The image of the warrior woman has become more and more pervasive in Hollywood
over the past two decades, until now it is commonplace for a hit action movie to star a female protagonist or, at the very least, a tough female sidekick to the male hero. Many people view these portrayals as a purely modern fiction, a product of the feminist movement combined with male fantasy. Particularly when presented in a historical setting rather than science fiction or pure fantasy, this image is often treated as a pleasant invention at best and unforgivable revisionism at worst. Is there any truth to the image of women fighting on ancient and medieval battlefields?

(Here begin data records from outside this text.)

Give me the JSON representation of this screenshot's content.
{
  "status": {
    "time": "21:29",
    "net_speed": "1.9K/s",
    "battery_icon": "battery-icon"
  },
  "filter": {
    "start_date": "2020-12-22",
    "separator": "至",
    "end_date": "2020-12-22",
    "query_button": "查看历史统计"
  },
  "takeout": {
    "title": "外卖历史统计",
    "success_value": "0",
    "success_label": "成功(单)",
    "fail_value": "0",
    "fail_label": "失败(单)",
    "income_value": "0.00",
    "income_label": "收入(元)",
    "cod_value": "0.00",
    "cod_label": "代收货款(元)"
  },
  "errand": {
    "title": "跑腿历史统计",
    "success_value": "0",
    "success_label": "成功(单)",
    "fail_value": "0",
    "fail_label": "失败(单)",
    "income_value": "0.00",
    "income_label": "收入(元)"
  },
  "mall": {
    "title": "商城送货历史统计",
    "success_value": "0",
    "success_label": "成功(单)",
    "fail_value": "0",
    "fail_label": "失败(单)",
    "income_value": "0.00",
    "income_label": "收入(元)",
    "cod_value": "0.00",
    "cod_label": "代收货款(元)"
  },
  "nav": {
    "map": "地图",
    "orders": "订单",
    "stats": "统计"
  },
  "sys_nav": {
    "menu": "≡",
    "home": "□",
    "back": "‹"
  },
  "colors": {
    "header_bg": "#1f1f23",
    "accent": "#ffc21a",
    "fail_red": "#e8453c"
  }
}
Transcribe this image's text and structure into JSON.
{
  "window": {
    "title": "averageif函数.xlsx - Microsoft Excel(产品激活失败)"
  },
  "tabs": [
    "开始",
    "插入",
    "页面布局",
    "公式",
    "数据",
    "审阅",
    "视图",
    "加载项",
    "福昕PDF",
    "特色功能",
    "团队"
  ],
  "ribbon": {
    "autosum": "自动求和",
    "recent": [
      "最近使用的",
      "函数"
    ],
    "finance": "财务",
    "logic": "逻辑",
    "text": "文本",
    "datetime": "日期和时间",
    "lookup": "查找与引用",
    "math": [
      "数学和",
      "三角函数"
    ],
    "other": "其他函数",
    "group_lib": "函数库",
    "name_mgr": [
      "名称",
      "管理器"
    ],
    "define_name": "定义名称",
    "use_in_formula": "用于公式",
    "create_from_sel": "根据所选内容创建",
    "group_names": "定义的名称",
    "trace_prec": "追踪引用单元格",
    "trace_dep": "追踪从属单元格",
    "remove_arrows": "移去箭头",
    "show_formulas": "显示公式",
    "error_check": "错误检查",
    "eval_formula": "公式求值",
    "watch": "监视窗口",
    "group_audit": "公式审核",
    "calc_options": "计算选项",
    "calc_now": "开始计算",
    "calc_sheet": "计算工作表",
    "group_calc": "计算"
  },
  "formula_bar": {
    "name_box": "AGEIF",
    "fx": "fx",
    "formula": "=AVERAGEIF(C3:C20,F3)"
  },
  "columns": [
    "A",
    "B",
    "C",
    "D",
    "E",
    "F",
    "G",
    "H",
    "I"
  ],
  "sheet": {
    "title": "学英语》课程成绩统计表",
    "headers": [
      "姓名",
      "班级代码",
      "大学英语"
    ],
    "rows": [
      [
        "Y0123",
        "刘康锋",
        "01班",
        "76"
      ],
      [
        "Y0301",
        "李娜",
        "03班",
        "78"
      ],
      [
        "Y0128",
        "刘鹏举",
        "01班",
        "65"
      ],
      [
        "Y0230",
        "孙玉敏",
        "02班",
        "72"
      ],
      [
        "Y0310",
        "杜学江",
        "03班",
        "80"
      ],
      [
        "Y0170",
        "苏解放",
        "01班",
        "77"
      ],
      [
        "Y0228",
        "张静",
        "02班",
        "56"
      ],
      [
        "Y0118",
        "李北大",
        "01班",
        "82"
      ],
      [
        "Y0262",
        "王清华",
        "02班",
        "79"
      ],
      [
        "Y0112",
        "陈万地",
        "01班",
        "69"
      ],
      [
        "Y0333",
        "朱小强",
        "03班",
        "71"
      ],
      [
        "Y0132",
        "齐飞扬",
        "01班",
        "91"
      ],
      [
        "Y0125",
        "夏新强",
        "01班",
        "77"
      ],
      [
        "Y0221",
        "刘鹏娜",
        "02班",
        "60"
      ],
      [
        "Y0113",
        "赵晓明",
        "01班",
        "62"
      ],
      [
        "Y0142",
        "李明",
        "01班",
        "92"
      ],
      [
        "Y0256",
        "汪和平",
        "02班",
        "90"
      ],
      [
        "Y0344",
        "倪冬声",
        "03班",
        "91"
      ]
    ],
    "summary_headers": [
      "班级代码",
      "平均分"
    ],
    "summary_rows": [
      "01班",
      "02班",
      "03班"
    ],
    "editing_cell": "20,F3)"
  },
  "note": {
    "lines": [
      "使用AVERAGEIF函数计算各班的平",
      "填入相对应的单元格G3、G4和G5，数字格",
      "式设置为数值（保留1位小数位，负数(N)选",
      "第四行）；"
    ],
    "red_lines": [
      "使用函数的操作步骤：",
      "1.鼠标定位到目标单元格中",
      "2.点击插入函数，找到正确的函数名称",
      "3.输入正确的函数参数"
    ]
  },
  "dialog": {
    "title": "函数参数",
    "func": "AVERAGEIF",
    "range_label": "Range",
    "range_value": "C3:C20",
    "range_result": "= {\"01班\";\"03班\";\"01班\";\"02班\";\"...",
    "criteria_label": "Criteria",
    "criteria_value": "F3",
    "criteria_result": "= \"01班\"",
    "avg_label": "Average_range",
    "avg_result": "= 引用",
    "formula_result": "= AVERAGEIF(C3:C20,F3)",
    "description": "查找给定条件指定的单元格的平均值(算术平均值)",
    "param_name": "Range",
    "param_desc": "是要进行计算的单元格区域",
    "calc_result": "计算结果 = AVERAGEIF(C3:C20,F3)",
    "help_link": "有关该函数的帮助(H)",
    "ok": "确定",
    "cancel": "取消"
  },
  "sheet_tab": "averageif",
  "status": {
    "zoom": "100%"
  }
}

The Greeks didn’t just leave us records of the Amazons; they had their own fighting women. Around 300 BC, Amastris conquered four settlements to create her own city-state, named for herself. Several Spartan princesses, including Arachidamia, even led groups of female troops into battle in the 3rd century BC. The wife of Roman Emperor Lucius Vitellius, named Triaria, accompanied him into battle dressed as a knight. There is also widespread evidence for the existence of female gladiators in the ancient Roman arena. Roman forces were badly beaten by the armies of Queen Septimia Zenobia, which she led on horseback wearing full armor.
The Romans had previously encountered resistance in the form of Queen Boudicca of the Iceni, who in Celtic Britain drove the Roman forces almost entirely off the island, including burning London. The Celts at one point attempted to bar the participation of women in combat by passing an edict against it in 590 AD. The women refused to comply, and the edict proved unenforceable. Women in positions of military power were so common in Celtic lands that captives brought to Rome at first assumed the Emperor’s wife was the ruler.

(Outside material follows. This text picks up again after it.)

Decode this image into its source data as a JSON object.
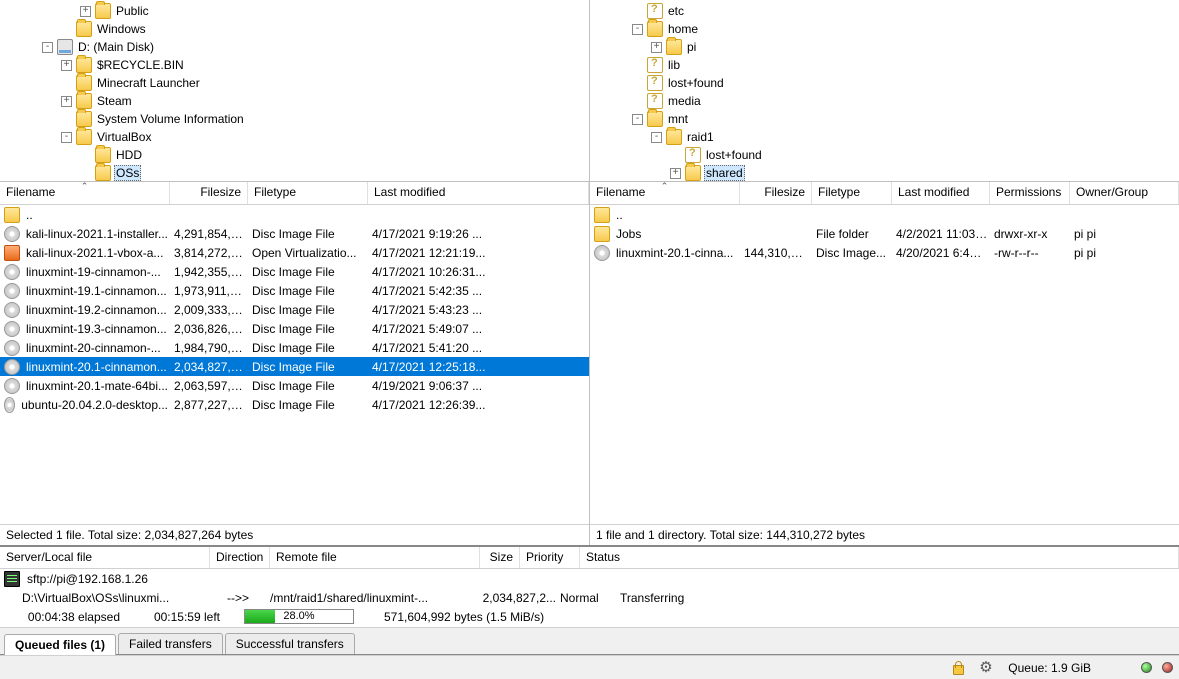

In other lands, women were also prominent on the battlefield. Warrior queens and regiments of women warriors have fought in wars in Africa, Asia, and South America. The Amazon River, in Brazil, was so named because European explorers there found matriarchal tribes of women warriors. Samurai women in Japan were trained in the use of weapons. While they were primarily tasked with defending their lands while their male relatives were away, samurai women were also known to lead charges on the battlefield when necessary. In medieval Europe, noble women were often similarly trained to defend their lands when their husbands were away, and like their Samurai counterparts, sometimes took a more active role in warfare. Swashbuckling adventurers like Christina of Sweden, and Mlle. Aubigny Maupin, were not unheard of during the 17th century.
While it would be an error to assert that women fought in large numbers on all historical battlefields, the above examples are by no means unique exceptions. There are written accounts and archaeological findings of many women throughout the ages who have gone to war, often disguised as men. Caught up in modern arguments about the role of women in combat, it seems to be easy to overlook the historical reality that women have been fighting in (and leading) armies throughout history. Hollywood’s portrayals of such women may be embellished and overly modernized, but their presence in history is very real.
For more detailed historical information, I highly recommend The Warrior Queens by Antonia Fraser, Women Warlords by Tim Newark, and The Encyclopedia of Amazons by Jessica A. Salmonson.